  1. Assess your needs.

Before you make a camera purchase, ask yourself these questions: Why do I want a camera? What do I want to see? What’s the layout of my property? Knowing the answers will help you select the number of cameras and the features required for the level of security you expect.

  1. Schedule a consult.

EMC Security offers free security consultations to help homeowners determine what video surveillance equipment will best suit their security goals. “As security professionals, we see things that the homeowner may not have considered,” Kimble explained.

  1. Prioritize the front door.

If you can invest in only one camera, make it a video doorbell, suggested Kimble. “Because most burglars try the front door first, installing a video doorbell or security camera here is a great way to deter them before they try to get in,” she said. In addition to being an excellent visual deterrent, a video doorbell takes the guesswork out of receiving deliveries and allows you to screen visitors.

  1. Place strategically.

“Eighty-one percent of break-ins occur on the first floor of a home,” Kimble said, so prioritize positioning outdoor cameras to focus on vulnerable spots, including:

  • Front, rear and side doors. Reports show that 22 percent of burglars enter through the back door because they know that in most homes the back door is not as secure as the front.
  • Windows. Approximately 23 percent of burglars will break into a home from a first-floor window if they can’t get in through a door. Windows at the back or side of the house are the most vulnerable.
  • Garage and driveway.

MORE: Check out this short tutorial to learn where to put your outdoor security cameras.

  1. Mount them high.

Wherever you place your cameras outside your house, try to mount them at least 10 feet above ground level. That way, they will be much harder for burglars to tamper with, disable or cover up.

Remember to keep cameras visible, too. “That’s a chief deterrent to criminals,” Kimble reminded. “You want to use those cameras like a security sign.”

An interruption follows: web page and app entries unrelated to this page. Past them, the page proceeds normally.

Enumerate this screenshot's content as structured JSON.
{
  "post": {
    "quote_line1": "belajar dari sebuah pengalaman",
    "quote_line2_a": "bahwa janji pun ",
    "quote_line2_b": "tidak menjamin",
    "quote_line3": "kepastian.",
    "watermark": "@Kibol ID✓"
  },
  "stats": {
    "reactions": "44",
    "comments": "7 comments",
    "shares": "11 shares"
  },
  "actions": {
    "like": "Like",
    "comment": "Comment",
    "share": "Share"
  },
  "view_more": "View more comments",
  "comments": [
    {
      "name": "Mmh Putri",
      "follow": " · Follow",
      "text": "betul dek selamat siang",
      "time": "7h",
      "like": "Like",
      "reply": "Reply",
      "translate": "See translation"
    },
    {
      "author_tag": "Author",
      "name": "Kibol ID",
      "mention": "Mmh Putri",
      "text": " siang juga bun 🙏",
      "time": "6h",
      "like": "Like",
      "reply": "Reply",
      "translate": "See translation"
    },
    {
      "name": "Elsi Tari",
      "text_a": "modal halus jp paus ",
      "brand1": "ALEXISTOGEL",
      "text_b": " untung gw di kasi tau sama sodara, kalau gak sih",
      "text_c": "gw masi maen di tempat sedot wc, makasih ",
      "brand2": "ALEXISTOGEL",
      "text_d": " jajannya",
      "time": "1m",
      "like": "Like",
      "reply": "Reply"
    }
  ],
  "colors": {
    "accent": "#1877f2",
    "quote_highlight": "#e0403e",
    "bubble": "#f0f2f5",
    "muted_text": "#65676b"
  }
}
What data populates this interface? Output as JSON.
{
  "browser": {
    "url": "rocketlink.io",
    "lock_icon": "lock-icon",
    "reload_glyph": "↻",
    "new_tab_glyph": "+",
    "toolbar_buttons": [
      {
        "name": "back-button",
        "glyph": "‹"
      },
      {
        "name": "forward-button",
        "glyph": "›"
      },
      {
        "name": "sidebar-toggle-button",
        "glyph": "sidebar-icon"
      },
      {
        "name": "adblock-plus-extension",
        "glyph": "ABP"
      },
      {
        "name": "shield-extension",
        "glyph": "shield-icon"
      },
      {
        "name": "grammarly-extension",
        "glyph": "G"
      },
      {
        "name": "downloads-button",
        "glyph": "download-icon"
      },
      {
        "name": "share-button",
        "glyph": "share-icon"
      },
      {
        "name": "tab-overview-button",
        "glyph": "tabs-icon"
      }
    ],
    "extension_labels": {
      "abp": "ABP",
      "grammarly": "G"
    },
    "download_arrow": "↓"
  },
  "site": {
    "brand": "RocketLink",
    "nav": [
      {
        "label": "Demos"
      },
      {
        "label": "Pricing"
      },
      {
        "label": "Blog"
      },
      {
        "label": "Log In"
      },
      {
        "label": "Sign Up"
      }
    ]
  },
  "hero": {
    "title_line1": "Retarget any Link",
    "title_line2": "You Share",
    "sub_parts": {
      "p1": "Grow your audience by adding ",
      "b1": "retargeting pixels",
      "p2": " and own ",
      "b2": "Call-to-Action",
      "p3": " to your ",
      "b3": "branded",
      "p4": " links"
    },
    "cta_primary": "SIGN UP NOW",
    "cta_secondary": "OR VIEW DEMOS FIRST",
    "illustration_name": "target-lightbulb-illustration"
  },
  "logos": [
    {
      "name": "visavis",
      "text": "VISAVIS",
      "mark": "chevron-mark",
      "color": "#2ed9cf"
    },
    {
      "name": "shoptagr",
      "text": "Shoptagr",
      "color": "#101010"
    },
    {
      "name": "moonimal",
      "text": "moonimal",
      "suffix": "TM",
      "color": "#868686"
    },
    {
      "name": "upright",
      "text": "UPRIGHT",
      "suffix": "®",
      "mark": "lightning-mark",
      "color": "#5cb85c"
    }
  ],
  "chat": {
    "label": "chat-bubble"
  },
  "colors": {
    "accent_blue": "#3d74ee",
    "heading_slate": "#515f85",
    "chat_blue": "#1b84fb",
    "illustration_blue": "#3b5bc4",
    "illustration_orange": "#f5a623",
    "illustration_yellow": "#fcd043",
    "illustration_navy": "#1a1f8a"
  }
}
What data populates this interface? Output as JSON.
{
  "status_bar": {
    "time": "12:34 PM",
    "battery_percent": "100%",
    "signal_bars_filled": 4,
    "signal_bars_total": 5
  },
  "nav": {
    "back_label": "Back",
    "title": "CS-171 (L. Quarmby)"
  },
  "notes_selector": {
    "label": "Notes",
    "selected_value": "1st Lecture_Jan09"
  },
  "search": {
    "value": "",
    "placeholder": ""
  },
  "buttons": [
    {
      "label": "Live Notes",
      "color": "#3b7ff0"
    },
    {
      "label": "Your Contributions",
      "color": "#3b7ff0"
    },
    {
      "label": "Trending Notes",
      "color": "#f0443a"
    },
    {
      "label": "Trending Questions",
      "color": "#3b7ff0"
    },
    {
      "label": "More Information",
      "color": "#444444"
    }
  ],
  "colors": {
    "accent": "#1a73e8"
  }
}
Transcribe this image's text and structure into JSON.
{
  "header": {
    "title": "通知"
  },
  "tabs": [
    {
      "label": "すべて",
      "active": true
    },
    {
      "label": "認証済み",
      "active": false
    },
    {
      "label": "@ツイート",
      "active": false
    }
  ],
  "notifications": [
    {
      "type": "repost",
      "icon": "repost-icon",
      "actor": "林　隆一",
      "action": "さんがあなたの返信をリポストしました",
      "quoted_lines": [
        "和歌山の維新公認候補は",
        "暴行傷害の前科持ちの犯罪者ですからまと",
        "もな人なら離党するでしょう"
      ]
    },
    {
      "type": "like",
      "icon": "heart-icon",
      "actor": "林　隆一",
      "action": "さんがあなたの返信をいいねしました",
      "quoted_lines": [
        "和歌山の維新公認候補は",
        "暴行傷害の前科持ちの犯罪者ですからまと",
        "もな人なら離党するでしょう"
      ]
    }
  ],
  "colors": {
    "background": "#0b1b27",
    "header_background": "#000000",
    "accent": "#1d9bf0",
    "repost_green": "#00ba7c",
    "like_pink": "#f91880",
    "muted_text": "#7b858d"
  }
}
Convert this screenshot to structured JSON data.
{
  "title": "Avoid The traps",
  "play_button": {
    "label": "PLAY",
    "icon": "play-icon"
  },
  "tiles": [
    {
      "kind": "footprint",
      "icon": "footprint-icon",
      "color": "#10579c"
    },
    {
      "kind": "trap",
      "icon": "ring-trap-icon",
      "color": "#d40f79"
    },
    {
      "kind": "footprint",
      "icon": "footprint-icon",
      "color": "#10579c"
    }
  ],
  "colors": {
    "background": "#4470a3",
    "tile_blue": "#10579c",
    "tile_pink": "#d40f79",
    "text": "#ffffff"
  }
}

Installing video surveillance cameras around your home exterior is a good way to keep tabs on your property and let the burglars know you’re watching. Don’t make the mistake of thinking burglary is something that only happens to “other people.” It could happen to you. Take action now to ensure your home is protected.